### WORK INSTRUCTIONS
Work through the data line by line, gathering every line that has the word "this".

Dataset rows for apps and sites
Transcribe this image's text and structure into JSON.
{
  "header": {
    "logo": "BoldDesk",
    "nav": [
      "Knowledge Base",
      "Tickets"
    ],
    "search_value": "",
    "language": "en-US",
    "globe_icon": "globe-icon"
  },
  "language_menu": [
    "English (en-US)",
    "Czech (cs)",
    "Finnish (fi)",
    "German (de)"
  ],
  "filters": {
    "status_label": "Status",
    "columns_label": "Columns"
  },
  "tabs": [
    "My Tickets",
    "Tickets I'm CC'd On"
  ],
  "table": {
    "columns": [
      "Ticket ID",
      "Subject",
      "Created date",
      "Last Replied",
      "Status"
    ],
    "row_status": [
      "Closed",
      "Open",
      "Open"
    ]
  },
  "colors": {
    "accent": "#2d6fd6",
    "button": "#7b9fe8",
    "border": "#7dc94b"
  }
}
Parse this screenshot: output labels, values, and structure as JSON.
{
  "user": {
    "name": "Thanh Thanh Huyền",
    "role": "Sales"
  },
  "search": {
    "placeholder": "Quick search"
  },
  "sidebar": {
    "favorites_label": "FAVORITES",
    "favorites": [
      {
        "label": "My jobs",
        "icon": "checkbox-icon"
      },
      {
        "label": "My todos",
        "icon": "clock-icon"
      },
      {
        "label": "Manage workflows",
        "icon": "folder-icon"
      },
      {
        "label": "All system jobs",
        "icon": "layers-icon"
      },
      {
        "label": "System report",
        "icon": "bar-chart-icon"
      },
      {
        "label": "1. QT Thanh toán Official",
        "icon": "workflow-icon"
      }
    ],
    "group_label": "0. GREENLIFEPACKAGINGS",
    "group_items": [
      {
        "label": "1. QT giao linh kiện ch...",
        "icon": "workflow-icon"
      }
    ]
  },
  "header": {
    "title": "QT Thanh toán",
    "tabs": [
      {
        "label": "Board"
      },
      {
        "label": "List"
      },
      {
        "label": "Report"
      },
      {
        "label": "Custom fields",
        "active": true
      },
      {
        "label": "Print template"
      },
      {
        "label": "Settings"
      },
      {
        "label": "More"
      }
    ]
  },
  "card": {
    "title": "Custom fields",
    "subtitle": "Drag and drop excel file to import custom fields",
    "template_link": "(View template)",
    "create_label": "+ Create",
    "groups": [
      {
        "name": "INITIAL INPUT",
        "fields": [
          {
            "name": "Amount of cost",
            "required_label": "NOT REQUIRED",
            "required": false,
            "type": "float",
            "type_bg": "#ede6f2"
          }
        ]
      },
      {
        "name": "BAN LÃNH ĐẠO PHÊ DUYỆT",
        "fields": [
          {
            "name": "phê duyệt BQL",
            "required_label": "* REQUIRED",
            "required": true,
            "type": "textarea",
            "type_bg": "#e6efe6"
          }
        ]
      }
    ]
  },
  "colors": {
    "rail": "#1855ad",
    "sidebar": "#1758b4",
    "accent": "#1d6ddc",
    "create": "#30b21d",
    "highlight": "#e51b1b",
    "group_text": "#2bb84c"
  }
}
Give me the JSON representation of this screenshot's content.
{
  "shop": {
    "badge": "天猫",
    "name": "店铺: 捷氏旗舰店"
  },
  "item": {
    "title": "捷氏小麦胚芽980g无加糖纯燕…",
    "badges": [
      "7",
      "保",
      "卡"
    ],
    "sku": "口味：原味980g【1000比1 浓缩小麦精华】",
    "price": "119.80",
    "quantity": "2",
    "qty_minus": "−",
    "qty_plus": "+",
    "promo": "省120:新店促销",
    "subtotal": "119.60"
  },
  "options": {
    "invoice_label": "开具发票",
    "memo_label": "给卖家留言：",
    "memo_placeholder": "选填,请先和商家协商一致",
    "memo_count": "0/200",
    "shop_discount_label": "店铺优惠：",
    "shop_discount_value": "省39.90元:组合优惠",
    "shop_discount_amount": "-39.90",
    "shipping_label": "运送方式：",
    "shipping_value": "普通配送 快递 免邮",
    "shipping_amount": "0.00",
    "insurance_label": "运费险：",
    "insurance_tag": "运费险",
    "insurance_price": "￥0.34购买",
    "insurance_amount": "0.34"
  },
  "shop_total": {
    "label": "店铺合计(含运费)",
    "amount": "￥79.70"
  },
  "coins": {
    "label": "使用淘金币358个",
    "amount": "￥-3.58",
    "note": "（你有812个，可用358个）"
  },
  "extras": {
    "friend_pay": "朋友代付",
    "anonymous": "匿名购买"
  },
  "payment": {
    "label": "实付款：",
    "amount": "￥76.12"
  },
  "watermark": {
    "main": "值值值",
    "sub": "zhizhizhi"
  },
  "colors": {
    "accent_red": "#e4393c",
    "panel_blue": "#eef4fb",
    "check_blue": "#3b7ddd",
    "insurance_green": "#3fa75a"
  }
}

### EXPECTED OUTPUT
Transcribe this image's text and structure into JSON.
Parse this screenshot: output labels, values, and structure as JSON.
Give me the JSON representation of this screenshot's content.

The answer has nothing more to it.